# Description of the task
Search the records for the string "JSON" and return each line that has it.
:: Excerpted data ::
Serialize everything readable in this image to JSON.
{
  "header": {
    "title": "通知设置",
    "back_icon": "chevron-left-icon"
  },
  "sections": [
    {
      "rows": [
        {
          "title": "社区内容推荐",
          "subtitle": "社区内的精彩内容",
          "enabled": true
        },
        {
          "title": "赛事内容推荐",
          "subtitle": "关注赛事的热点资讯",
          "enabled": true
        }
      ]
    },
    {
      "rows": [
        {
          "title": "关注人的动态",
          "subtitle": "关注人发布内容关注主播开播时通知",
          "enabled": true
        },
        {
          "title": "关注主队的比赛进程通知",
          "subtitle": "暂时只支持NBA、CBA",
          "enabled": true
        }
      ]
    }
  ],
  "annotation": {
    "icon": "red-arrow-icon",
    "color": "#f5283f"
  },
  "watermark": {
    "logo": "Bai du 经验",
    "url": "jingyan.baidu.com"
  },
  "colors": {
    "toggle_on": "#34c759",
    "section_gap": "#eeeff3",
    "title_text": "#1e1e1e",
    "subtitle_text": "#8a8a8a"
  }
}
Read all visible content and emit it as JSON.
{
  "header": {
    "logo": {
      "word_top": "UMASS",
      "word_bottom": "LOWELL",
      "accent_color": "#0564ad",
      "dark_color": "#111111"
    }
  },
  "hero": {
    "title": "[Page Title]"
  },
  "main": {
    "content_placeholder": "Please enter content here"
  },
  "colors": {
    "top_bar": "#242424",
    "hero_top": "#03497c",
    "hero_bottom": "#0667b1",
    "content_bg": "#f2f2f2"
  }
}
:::
# Answer to the exercise
Serialize everything readable in this image to JSON.
Read all visible content and emit it as JSON.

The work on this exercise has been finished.